>>>>>
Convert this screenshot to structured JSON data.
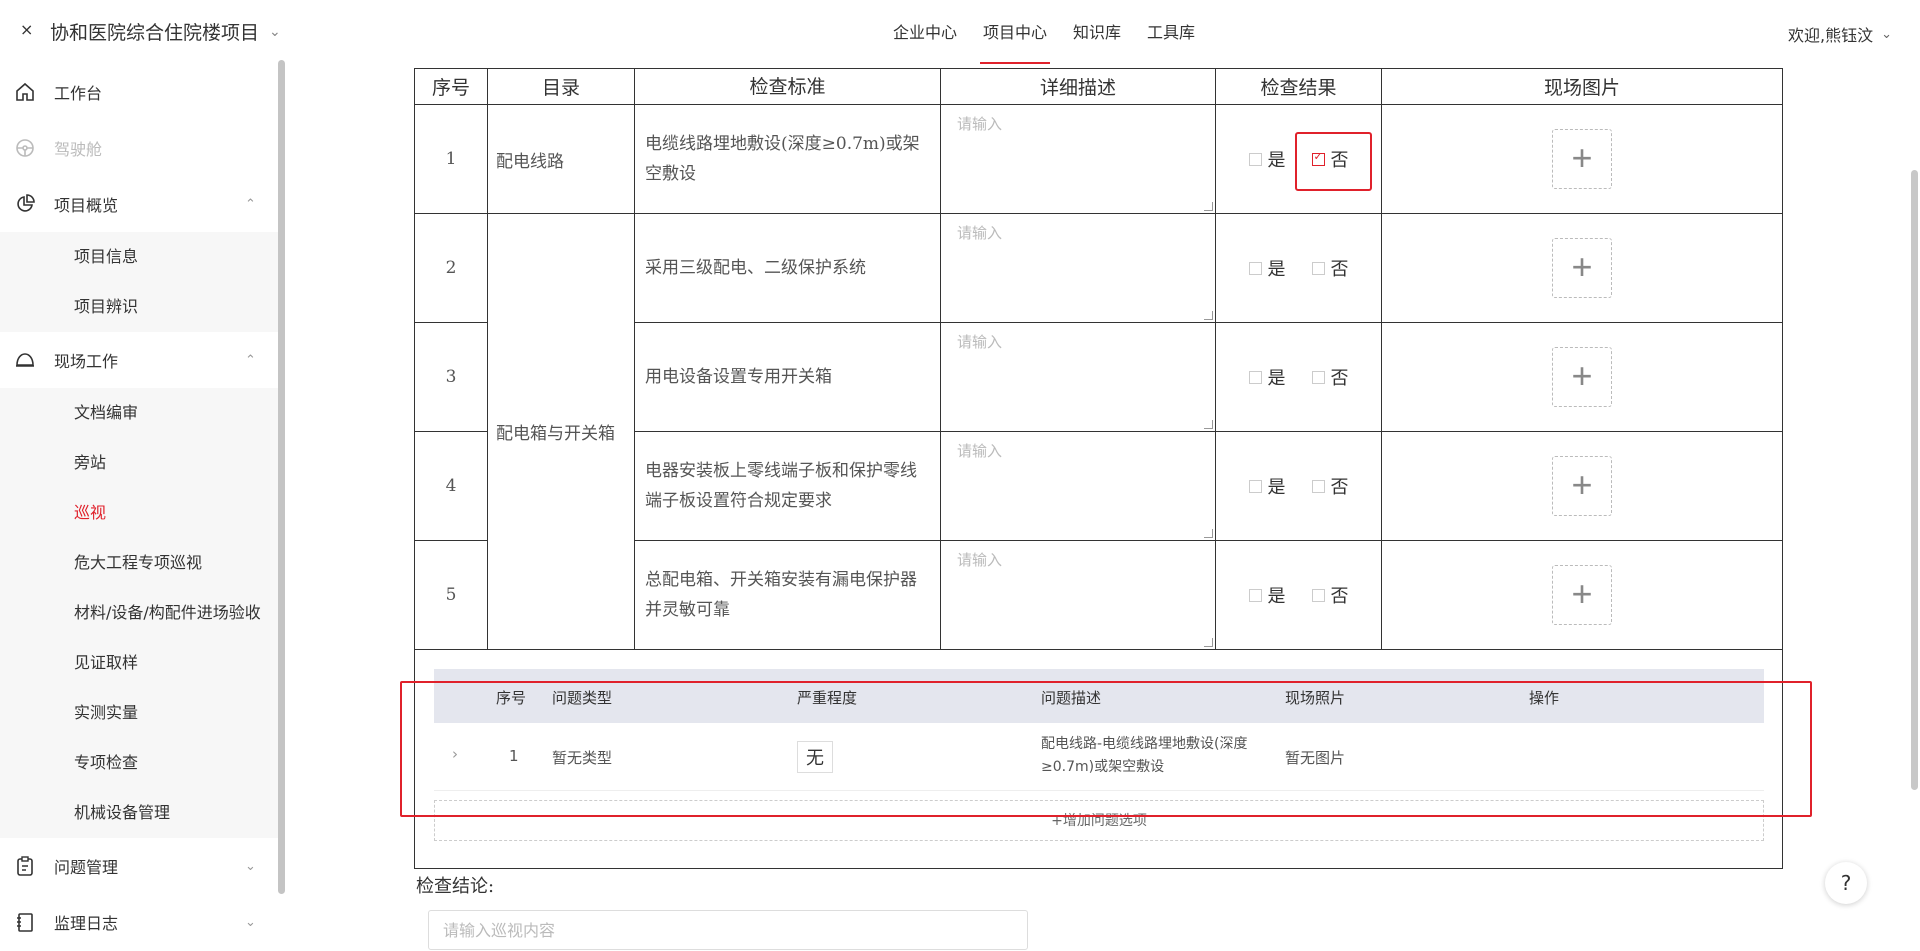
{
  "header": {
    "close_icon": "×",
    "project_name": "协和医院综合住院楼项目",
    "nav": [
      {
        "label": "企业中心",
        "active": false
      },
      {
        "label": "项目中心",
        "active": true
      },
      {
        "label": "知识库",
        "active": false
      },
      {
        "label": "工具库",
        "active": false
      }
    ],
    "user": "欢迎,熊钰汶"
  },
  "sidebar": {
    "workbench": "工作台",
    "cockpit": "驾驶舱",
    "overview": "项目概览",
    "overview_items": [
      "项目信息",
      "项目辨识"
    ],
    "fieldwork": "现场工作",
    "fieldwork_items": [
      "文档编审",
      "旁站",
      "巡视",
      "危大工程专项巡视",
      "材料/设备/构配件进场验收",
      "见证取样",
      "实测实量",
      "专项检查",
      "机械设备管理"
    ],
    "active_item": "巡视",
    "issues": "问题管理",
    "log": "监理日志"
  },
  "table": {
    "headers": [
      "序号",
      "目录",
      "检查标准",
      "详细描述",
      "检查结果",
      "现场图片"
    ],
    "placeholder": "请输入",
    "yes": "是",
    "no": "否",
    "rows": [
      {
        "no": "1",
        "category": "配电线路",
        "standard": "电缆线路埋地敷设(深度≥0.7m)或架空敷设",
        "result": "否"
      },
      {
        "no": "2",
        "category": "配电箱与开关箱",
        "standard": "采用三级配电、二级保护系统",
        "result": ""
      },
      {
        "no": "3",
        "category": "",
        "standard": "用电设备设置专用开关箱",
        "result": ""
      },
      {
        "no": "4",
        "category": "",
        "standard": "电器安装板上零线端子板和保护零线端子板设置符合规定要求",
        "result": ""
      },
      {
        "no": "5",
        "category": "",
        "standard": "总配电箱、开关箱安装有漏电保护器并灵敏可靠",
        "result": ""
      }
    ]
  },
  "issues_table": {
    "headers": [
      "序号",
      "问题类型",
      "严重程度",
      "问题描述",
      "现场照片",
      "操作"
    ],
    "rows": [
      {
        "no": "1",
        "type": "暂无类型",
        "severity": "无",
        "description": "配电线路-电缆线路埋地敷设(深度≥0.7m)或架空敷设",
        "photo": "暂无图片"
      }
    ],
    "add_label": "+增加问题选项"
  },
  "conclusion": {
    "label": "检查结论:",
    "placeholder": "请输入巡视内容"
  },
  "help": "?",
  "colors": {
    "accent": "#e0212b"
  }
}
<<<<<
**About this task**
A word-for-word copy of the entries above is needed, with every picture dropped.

**Result for this exercise**
Convert this screenshot to structured JSON data.
{
  "header": {
    "close_icon": "×",
    "project_name": "协和医院综合住院楼项目",
    "nav": [
      {
        "label": "企业中心",
        "active": false
      },
      {
        "label": "项目中心",
        "active": true
      },
      {
        "label": "知识库",
        "active": false
      },
      {
        "label": "工具库",
        "active": false
      }
    ],
    "user": "欢迎,熊钰汶"
  },
  "sidebar": {
    "workbench": "工作台",
    "cockpit": "驾驶舱",
    "overview": "项目概览",
    "overview_items": [
      "项目信息",
      "项目辨识"
    ],
    "fieldwork": "现场工作",
    "fieldwork_items": [
      "文档编审",
      "旁站",
      "巡视",
      "危大工程专项巡视",
      "材料/设备/构配件进场验收",
      "见证取样",
      "实测实量",
      "专项检查",
      "机械设备管理"
    ],
    "active_item": "巡视",
    "issues": "问题管理",
    "log": "监理日志"
  },
  "table": {
    "headers": [
      "序号",
      "目录",
      "检查标准",
      "详细描述",
      "检查结果",
      "现场图片"
    ],
    "placeholder": "请输入",
    "yes": "是",
    "no": "否",
    "rows": [
      {
        "no": "1",
        "category": "配电线路",
        "standard": "电缆线路埋地敷设(深度≥0.7m)或架空敷设",
        "result": "否"
      },
      {
        "no": "2",
        "category": "配电箱与开关箱",
        "standard": "采用三级配电、二级保护系统",
        "result": ""
      },
      {
        "no": "3",
        "category": "",
        "standard": "用电设备设置专用开关箱",
        "result": ""
      },
      {
        "no": "4",
        "category": "",
        "standard": "电器安装板上零线端子板和保护零线端子板设置符合规定要求",
        "result": ""
      },
      {
        "no": "5",
        "category": "",
        "standard": "总配电箱、开关箱安装有漏电保护器并灵敏可靠",
        "result": ""
      }
    ]
  },
  "issues_table": {
    "headers": [
      "序号",
      "问题类型",
      "严重程度",
      "问题描述",
      "现场照片",
      "操作"
    ],
    "rows": [
      {
        "no": "1",
        "type": "暂无类型",
        "severity": "无",
        "description": "配电线路-电缆线路埋地敷设(深度≥0.7m)或架空敷设",
        "photo": "暂无图片"
      }
    ],
    "add_label": "+增加问题选项"
  },
  "conclusion": {
    "label": "检查结论:",
    "placeholder": "请输入巡视内容"
  },
  "help": "?",
  "colors": {
    "accent": "#e0212b"
  }
}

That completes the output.